[Start of section]

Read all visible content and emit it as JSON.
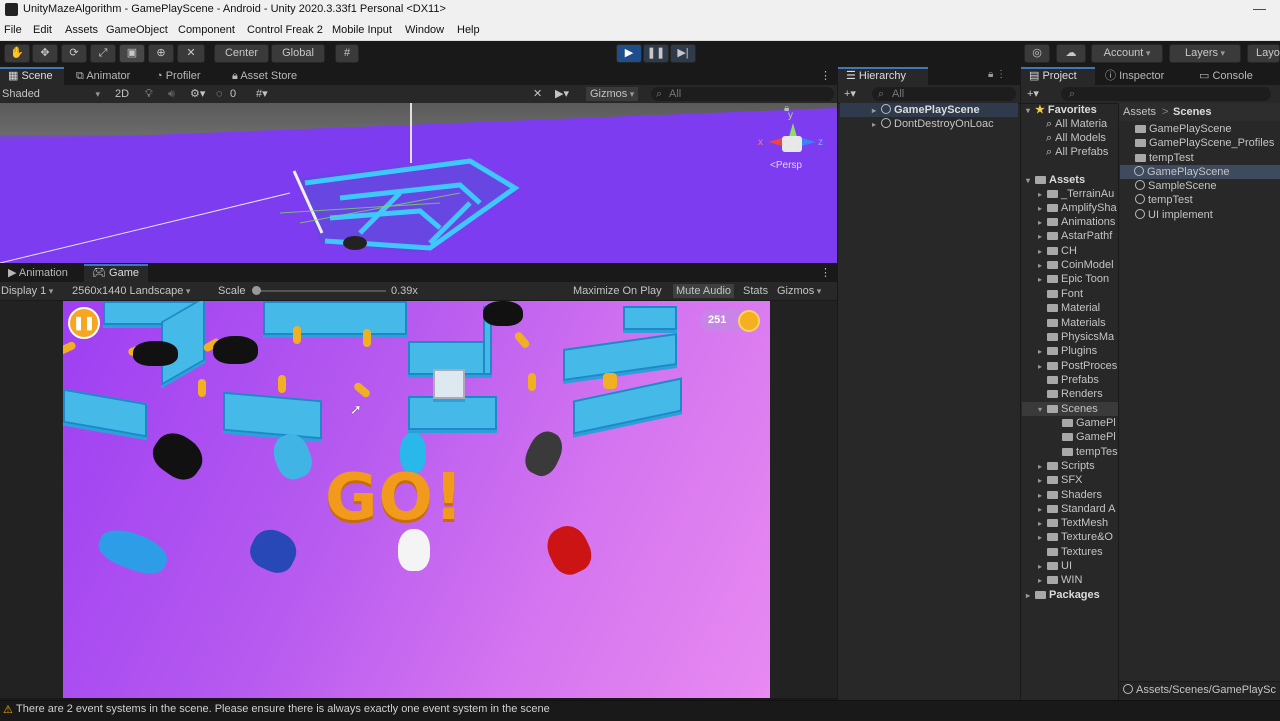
{
  "window": {
    "title": "UnityMazeAlgorithm - GamePlayScene - Android - Unity 2020.3.33f1 Personal <DX11>"
  },
  "menu": [
    "File",
    "Edit",
    "Assets",
    "GameObject",
    "Component",
    "Control Freak 2",
    "Mobile Input",
    "Window",
    "Help"
  ],
  "toolbar": {
    "center": "Center",
    "global": "Global",
    "account": "Account",
    "layers": "Layers",
    "layout": "Layo"
  },
  "scene_tabs": {
    "scene": "Scene",
    "animator": "Animator",
    "profiler": "Profiler",
    "asset_store": "Asset Store"
  },
  "scene_bar": {
    "shaded": "Shaded",
    "mode2d": "2D",
    "fx_count": "0",
    "gizmos": "Gizmos",
    "search": "All",
    "persp": "<Persp",
    "axis_x": "x",
    "axis_y": "y",
    "axis_z": "z"
  },
  "game_tabs": {
    "animation": "Animation",
    "game": "Game"
  },
  "game_bar": {
    "display": "Display 1",
    "resolution": "2560x1440 Landscape",
    "scale_label": "Scale",
    "scale_value": "0.39x",
    "maximize": "Maximize On Play",
    "mute": "Mute Audio",
    "stats": "Stats",
    "gizmos": "Gizmos"
  },
  "game": {
    "coin_count": "251",
    "go_text": "GO!"
  },
  "hierarchy": {
    "tab": "Hierarchy",
    "search": "All",
    "items": [
      "GamePlayScene",
      "DontDestroyOnLoac"
    ]
  },
  "right_tabs": {
    "project": "Project",
    "inspector": "Inspector",
    "console": "Console"
  },
  "favorites": {
    "label": "Favorites",
    "items": [
      "All Materia",
      "All Models",
      "All Prefabs"
    ]
  },
  "assets_tree": {
    "label": "Assets",
    "items": [
      "_TerrainAu",
      "AmplifySha",
      "Animations",
      "AstarPathf",
      "CH",
      "CoinModel",
      "Epic Toon",
      "Font",
      "Material",
      "Materials",
      "PhysicsMa",
      "Plugins",
      "PostProces",
      "Prefabs",
      "Renders",
      "Scenes",
      "Scripts",
      "SFX",
      "Shaders",
      "Standard A",
      "TextMesh",
      "Texture&O",
      "Textures",
      "UI",
      "WIN"
    ],
    "scenes_children": [
      "GamePl",
      "GamePl",
      "tempTes"
    ],
    "packages": "Packages"
  },
  "breadcrumb": {
    "root": "Assets",
    "sep": ">",
    "current": "Scenes"
  },
  "scene_files": [
    "GamePlayScene",
    "GamePlayScene_Profiles",
    "tempTest",
    "GamePlayScene",
    "SampleScene",
    "tempTest",
    "UI implement"
  ],
  "path_bar": "Assets/Scenes/GamePlaySc",
  "status": "There are 2 event systems in the scene. Please ensure there is always exactly one event system in the scene",
  "colors": {
    "accent": "#3a79bb",
    "purple": "#7e3bf0",
    "maze": "#45b9e8",
    "coin": "#f0b022",
    "go": "#f29a1c"
  }
}
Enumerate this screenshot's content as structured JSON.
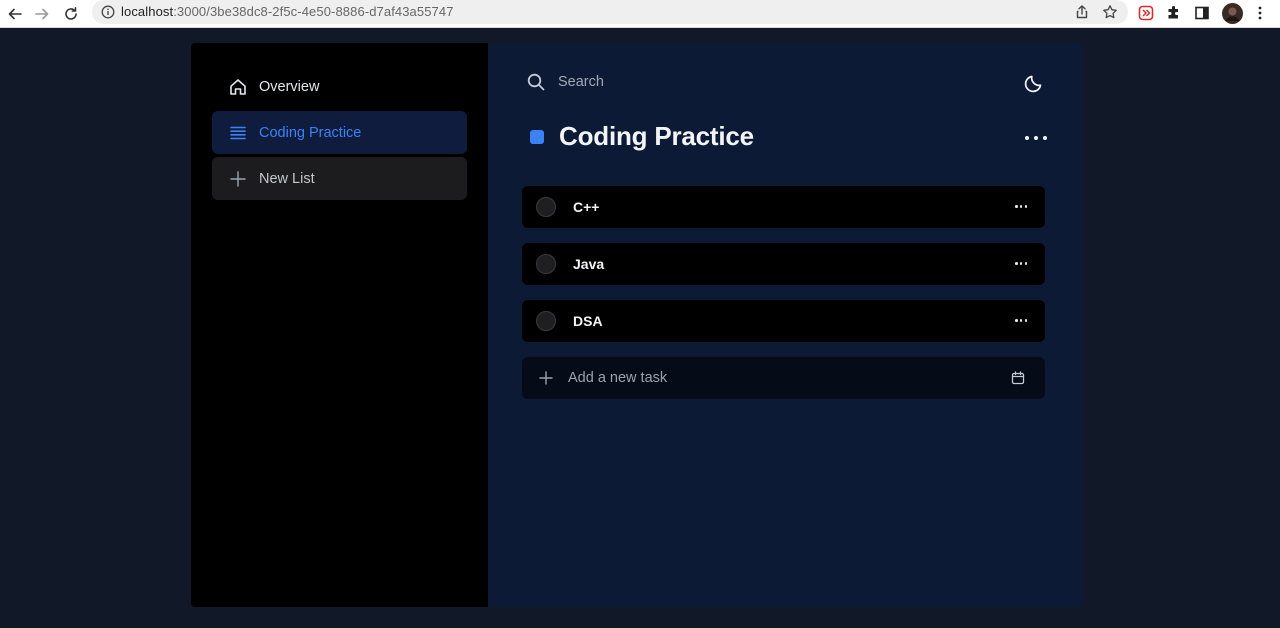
{
  "browser": {
    "url_host": "localhost",
    "url_path": ":3000/3be38dc8-2f5c-4e50-8886-d7af43a55747"
  },
  "sidebar": {
    "items": [
      {
        "label": "Overview",
        "icon": "home-icon"
      },
      {
        "label": "Coding Practice",
        "icon": "list-icon",
        "active": true
      },
      {
        "label": "New List",
        "icon": "plus-icon"
      }
    ]
  },
  "search": {
    "placeholder": "Search"
  },
  "list": {
    "title": "Coding Practice",
    "color": "#3b82f6",
    "tasks": [
      {
        "name": "C++"
      },
      {
        "name": "Java"
      },
      {
        "name": "DSA"
      }
    ],
    "add_placeholder": "Add a new task"
  },
  "colors": {
    "accent": "#3b82f6",
    "sidebar_bg": "#000000",
    "main_bg": "#0c1a35",
    "page_bg": "#111827"
  }
}
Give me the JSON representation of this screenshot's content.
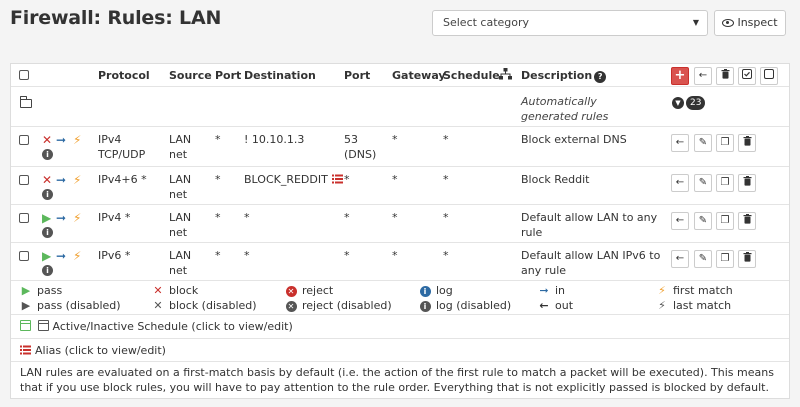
{
  "page_title": "Firewall: Rules: LAN",
  "category_select": {
    "placeholder": "Select category"
  },
  "inspect_label": "Inspect",
  "columns": {
    "protocol": "Protocol",
    "source": "Source",
    "port": "Port",
    "destination": "Destination",
    "dest_port": "Port",
    "gateway": "Gateway",
    "schedule": "Schedule",
    "description": "Description"
  },
  "auto_row": {
    "description": "Automatically generated rules",
    "count": "23"
  },
  "rules": [
    {
      "action": "block",
      "protocol": "IPv4\nTCP/UDP",
      "source": "LAN\nnet",
      "source_port": "*",
      "destination": "! 10.10.1.3",
      "dest_port": "53\n(DNS)",
      "gateway": "*",
      "schedule": "*",
      "description": "Block external DNS"
    },
    {
      "action": "block",
      "protocol": "IPv4+6 *",
      "source": "LAN\nnet",
      "source_port": "*",
      "destination": "BLOCK_REDDIT",
      "dest_port": "*",
      "gateway": "*",
      "schedule": "*",
      "description": "Block Reddit"
    },
    {
      "action": "pass",
      "protocol": "IPv4 *",
      "source": "LAN\nnet",
      "source_port": "*",
      "destination": "*",
      "dest_port": "*",
      "gateway": "*",
      "schedule": "*",
      "description": "Default allow LAN to any\nrule"
    },
    {
      "action": "pass",
      "protocol": "IPv6 *",
      "source": "LAN\nnet",
      "source_port": "*",
      "destination": "*",
      "dest_port": "*",
      "gateway": "*",
      "schedule": "*",
      "description": "Default allow LAN IPv6 to\nany rule"
    }
  ],
  "legend": {
    "pass": "pass",
    "pass_disabled": "pass (disabled)",
    "block": "block",
    "block_disabled": "block (disabled)",
    "reject": "reject",
    "reject_disabled": "reject (disabled)",
    "log": "log",
    "log_disabled": "log (disabled)",
    "in": "in",
    "out": "out",
    "first_match": "first match",
    "last_match": "last match"
  },
  "schedule_note": "Active/Inactive Schedule (click to view/edit)",
  "alias_note": "Alias (click to view/edit)",
  "footer": "LAN rules are evaluated on a first-match basis by default (i.e. the action of the first rule to match a packet will be executed). This means that if you use block rules, you will have to pay attention to the rule order. Everything that is not explicitly passed is blocked by default.",
  "colors": {
    "block": "#c9302c",
    "pass": "#5cb85c",
    "direction": "#2d6aa3",
    "match": "#f0a030",
    "add": "#d9534f"
  }
}
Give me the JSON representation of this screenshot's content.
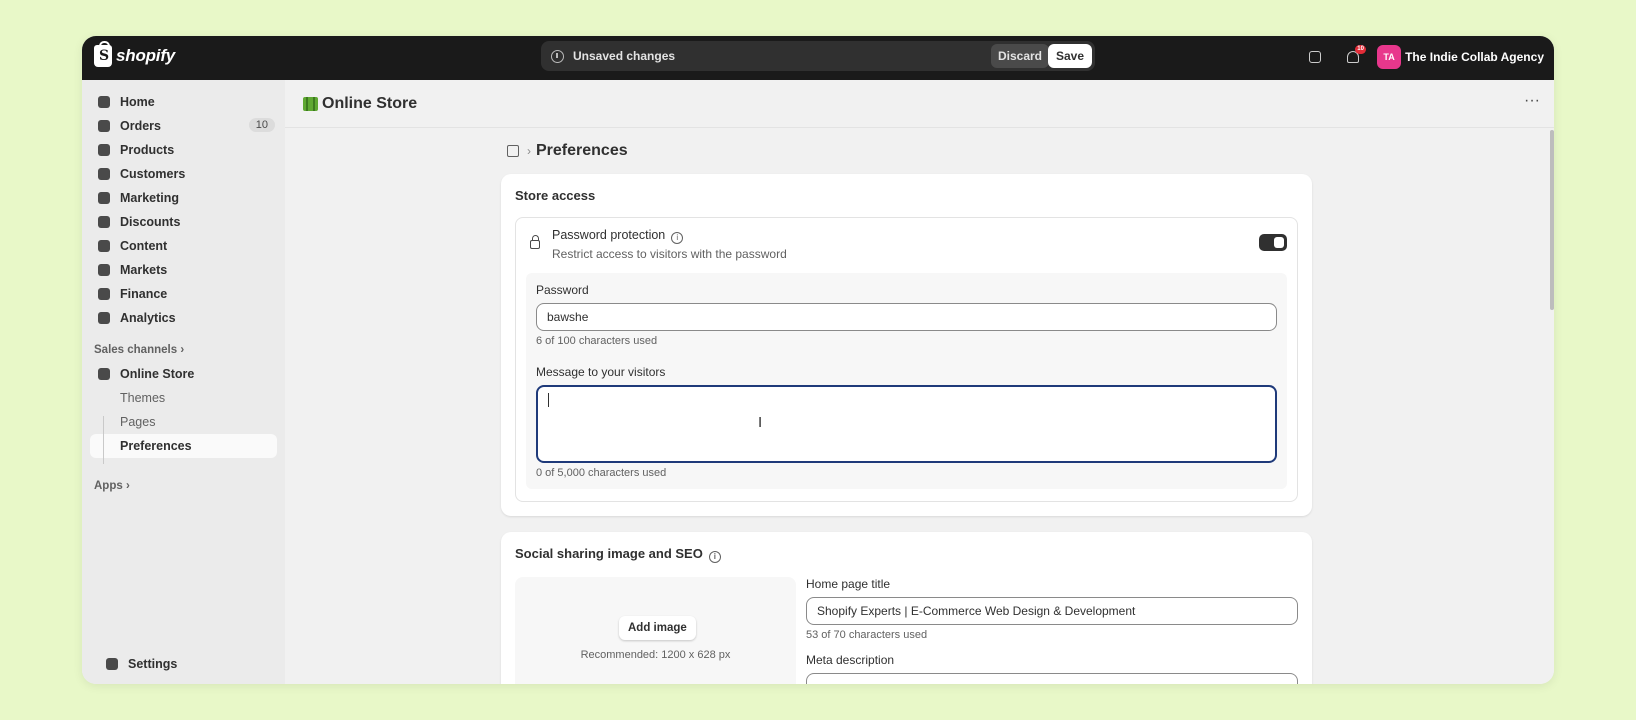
{
  "topbar": {
    "logo_text": "shopify",
    "unsaved_label": "Unsaved changes",
    "discard_label": "Discard",
    "save_label": "Save",
    "notification_count": "10",
    "avatar_initials": "TA",
    "store_name": "The Indie Collab Agency"
  },
  "sidebar": {
    "items": [
      {
        "label": "Home"
      },
      {
        "label": "Orders",
        "count": "10"
      },
      {
        "label": "Products"
      },
      {
        "label": "Customers"
      },
      {
        "label": "Marketing"
      },
      {
        "label": "Discounts"
      },
      {
        "label": "Content"
      },
      {
        "label": "Markets"
      },
      {
        "label": "Finance"
      },
      {
        "label": "Analytics"
      }
    ],
    "sales_channels_label": "Sales channels",
    "online_store_label": "Online Store",
    "sub_items": [
      "Themes",
      "Pages",
      "Preferences"
    ],
    "apps_label": "Apps",
    "settings_label": "Settings"
  },
  "header": {
    "title": "Online Store",
    "more_label": "···"
  },
  "breadcrumb": {
    "separator": "›",
    "title": "Preferences"
  },
  "store_access": {
    "title": "Store access",
    "password_protection_title": "Password protection",
    "password_protection_desc": "Restrict access to visitors with the password",
    "toggle_on": true,
    "password_label": "Password",
    "password_value": "bawshe",
    "password_help": "6 of 100 characters used",
    "message_label": "Message to your visitors",
    "message_value": "",
    "message_help": "0 of 5,000 characters used"
  },
  "seo": {
    "title": "Social sharing image and SEO",
    "add_image_label": "Add image",
    "recommended_text": "Recommended: 1200 x 628 px",
    "home_title_label": "Home page title",
    "home_title_value": "Shopify Experts | E-Commerce Web Design & Development",
    "home_title_help": "53 of 70 characters used",
    "meta_description_label": "Meta description"
  },
  "colors": {
    "topbar_bg": "#1a1a1a",
    "page_bg": "#e8f8c8",
    "avatar": "#e8378c",
    "focus_border": "#1f3a7a",
    "notification_badge": "#e22c38"
  }
}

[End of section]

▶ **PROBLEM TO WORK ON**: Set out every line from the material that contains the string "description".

▶ **WRITTEN REPLY**:
    "description": "Description"
    "description": "Automatically generated rules",
      "description": "Block external DNS"
      "description": "Block Reddit"
      "description": "Default allow LAN to any\nrule"
      "description": "Default allow LAN IPv6 to\nany rule"
    "meta_description_label": "Meta description"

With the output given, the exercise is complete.